Retirement planning is no easy thing to do. While the emotions are on a separate roller coaster, the ground realities make you weak on the knees. It is better to be prepared before-hand rather than be in a state of confusion later.

While you watch-out for a sustainable retirement plan, you may come across a number of thumb rules which guarantee a simplified planning process.
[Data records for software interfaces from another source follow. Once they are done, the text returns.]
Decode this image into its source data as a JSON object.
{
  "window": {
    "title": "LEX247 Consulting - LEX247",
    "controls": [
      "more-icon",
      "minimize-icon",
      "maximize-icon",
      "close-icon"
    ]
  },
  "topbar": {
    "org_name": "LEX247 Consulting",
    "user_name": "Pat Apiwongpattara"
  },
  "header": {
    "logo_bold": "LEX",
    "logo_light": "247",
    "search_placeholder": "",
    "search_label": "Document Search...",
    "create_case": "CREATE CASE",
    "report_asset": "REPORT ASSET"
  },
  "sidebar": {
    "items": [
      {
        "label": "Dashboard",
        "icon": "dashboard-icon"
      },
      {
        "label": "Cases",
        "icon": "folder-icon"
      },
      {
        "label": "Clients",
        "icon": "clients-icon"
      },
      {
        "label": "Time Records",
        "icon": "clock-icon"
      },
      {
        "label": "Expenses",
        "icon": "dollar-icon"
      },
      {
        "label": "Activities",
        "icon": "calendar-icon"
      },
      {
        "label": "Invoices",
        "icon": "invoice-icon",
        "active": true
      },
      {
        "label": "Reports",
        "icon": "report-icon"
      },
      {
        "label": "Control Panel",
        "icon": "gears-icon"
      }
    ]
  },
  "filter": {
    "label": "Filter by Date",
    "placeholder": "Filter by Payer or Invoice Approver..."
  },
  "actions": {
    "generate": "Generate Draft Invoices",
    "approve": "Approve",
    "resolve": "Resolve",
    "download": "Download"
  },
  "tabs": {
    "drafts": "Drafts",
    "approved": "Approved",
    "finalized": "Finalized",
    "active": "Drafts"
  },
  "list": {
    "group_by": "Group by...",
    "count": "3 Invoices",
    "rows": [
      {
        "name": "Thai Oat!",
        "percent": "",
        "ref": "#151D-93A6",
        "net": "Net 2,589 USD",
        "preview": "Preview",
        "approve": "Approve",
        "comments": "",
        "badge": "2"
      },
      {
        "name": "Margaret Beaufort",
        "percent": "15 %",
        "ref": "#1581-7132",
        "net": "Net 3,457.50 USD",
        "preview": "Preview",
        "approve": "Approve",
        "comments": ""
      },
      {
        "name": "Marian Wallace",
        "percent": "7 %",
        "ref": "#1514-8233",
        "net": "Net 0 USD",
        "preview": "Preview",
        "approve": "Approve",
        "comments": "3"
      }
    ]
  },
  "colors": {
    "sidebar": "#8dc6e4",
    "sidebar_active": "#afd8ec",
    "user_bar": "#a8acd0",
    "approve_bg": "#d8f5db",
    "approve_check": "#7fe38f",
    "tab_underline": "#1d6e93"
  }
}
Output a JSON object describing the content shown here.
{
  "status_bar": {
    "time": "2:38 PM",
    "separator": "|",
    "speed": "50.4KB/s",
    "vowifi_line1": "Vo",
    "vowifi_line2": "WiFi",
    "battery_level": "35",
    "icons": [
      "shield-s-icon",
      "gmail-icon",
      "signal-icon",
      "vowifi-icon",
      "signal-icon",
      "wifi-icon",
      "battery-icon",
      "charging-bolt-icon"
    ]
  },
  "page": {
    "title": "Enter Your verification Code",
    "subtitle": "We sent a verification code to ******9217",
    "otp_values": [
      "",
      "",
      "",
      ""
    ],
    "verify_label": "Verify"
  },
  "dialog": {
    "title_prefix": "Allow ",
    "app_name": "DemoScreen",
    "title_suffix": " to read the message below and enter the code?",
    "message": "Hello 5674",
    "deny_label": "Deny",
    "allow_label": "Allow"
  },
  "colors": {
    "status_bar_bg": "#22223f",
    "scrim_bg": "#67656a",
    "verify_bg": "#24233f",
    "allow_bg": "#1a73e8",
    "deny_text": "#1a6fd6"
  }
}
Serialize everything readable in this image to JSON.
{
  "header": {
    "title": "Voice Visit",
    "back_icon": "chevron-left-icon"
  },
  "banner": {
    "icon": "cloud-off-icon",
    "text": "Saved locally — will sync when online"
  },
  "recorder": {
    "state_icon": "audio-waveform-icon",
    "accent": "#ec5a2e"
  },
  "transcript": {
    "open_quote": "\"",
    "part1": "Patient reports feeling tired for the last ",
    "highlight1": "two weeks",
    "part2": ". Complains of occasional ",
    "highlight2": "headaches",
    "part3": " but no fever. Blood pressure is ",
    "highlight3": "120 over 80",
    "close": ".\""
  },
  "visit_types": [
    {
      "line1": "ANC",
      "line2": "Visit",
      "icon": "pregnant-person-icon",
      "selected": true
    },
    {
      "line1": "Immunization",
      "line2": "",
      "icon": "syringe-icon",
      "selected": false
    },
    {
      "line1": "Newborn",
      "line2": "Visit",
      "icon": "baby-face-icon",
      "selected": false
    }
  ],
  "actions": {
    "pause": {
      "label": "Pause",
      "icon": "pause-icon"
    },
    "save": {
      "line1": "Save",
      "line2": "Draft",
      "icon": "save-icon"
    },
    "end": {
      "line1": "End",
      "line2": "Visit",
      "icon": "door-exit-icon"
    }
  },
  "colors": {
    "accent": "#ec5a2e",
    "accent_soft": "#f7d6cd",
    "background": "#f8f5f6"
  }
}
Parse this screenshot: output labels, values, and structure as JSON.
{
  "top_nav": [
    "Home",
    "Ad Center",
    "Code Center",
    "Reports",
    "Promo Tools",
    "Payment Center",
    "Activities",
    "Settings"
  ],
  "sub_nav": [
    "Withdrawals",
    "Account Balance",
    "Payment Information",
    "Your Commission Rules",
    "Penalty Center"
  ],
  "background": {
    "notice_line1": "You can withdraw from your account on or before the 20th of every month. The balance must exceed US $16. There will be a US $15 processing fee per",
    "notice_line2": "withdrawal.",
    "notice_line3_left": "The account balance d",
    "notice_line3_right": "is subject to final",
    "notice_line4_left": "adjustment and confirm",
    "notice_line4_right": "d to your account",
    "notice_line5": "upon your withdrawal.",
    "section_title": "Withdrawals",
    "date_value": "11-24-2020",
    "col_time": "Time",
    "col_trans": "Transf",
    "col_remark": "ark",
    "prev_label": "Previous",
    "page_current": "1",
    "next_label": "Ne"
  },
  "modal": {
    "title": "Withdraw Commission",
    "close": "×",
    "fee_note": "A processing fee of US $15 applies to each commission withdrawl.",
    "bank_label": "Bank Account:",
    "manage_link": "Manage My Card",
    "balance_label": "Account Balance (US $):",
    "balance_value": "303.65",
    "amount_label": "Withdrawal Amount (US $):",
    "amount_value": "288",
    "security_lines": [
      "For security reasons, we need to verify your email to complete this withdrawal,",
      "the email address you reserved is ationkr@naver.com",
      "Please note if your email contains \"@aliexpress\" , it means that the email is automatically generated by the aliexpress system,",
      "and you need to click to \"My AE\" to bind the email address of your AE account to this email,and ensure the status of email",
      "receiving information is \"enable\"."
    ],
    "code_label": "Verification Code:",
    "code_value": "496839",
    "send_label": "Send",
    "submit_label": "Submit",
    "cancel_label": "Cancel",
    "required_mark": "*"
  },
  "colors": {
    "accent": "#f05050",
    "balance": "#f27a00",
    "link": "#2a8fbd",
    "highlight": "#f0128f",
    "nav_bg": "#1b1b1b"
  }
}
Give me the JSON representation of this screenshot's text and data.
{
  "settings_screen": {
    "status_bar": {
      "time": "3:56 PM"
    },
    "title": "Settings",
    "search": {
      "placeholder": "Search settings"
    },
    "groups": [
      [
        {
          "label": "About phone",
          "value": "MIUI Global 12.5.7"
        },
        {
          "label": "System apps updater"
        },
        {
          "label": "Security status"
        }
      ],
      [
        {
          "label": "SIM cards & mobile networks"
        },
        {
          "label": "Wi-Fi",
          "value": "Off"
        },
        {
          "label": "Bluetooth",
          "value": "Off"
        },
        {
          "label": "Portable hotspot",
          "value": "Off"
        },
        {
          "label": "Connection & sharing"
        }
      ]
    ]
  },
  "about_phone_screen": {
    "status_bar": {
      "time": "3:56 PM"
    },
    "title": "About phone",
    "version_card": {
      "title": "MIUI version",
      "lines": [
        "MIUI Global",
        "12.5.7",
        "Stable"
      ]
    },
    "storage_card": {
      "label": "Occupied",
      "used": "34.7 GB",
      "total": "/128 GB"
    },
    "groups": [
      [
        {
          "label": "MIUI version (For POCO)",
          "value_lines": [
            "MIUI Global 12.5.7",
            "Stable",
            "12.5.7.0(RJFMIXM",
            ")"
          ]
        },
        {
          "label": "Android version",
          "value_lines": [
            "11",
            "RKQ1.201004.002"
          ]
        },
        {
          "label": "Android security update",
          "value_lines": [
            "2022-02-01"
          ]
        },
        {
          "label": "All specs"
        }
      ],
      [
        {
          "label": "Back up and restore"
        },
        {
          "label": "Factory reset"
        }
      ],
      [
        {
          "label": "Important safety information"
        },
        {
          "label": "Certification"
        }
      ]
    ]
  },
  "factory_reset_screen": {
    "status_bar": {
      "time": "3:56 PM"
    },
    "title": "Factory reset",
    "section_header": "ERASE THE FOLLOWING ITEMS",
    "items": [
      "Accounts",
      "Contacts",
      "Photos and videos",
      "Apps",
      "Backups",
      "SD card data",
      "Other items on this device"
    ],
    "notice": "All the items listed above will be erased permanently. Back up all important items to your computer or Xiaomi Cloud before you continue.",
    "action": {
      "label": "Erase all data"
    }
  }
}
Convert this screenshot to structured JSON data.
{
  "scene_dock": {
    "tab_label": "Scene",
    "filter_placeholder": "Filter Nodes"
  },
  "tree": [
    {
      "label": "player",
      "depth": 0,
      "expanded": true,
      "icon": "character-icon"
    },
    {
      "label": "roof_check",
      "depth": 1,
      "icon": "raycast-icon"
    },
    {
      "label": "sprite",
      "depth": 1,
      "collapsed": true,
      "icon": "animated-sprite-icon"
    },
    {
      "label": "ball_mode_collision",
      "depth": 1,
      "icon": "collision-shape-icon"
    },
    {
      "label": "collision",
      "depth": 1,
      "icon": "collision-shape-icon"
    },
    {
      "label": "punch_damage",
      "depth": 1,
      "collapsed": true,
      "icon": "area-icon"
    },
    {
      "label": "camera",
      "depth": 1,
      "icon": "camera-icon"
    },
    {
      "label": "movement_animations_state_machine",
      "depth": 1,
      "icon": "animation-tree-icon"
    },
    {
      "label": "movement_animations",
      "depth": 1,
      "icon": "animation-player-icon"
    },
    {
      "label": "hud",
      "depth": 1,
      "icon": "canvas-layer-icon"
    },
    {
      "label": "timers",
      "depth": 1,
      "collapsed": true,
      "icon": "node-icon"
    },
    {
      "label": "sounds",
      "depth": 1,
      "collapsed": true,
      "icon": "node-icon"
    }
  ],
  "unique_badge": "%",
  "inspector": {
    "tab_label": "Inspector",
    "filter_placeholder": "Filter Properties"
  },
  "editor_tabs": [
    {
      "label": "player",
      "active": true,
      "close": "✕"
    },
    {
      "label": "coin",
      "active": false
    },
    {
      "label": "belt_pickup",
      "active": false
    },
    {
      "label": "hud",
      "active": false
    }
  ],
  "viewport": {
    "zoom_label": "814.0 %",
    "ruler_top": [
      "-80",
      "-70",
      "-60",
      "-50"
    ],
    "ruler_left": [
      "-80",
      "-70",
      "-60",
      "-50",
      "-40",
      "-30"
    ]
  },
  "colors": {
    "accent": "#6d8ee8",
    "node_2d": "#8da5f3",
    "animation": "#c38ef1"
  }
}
One such thumb rule is the 4% rule of retirement which takes into consideration how much amount you should or can withdraw from your retirement corpus per year.

The 4% retirement rule

The rule discusses the amount you can withdraw from your retirement funds per year which it says is approximately 4% of the total portfolio value from the starting value of your funds.

Let us understand this with an example,

You have Rs. 1 Cr when you retire, then according to the 4% rule, you can withdraw 4% of the total amount per year, so for the first year, the amount which can be withdrawn is Rs. 4,00,000 which 4% of Rs. 1,00,00,000.


The main purpose of this rule is to provide with an idea of steady income stream during the retirement years and maintain a desired balance in the account to keep the money grow with a mixture of investments made.

It is generally believed that the 4% rule is a safe way of calculating withdrawals since it majorly comprises of returns and dividends.

Factors affecting the rule

There are several factors which affect the rule and the right percentage of withdrawal;

  1. Inflation

While the rule is a general illustration of withdrawal rate post-retirement, it does not take into account the inflation which may occur. Also, the overall percentage of withdrawal may be different every year since economies move on a yearly basis.

  1. Life expectancy

Another important factor that might alter the percentage of withdrawal is the life expectancy of an individual. If you live longer that would mean you would need more funds in your account through those years hence the withdrawal percentage may decrease. Retirees who live longer will definitely need their portfolios to be more yielding for a much longer duration.

  1. Medical bills

This is an associated factor with life expectancy. Old age has its own pros and cons. While you may be free from the family responsibilities and social obligations, your body will now start demanding much more care. During the course of retirement years, the maximum amount of money goes towards medical bills. This factor would also play a significant role in determining the withdrawal percentage.


Who should avoid 4% rule?

While the 4% rule is a generalized one, there may be many scenarios when you will feel the need for a much more complex and advanced equation. Following may be such scenarios where 4% rule will not do much good;

  1. In case of a portfolio with high-risk stocks
  2. In case the investments are not regular
  3. In case being over-conservative is not your style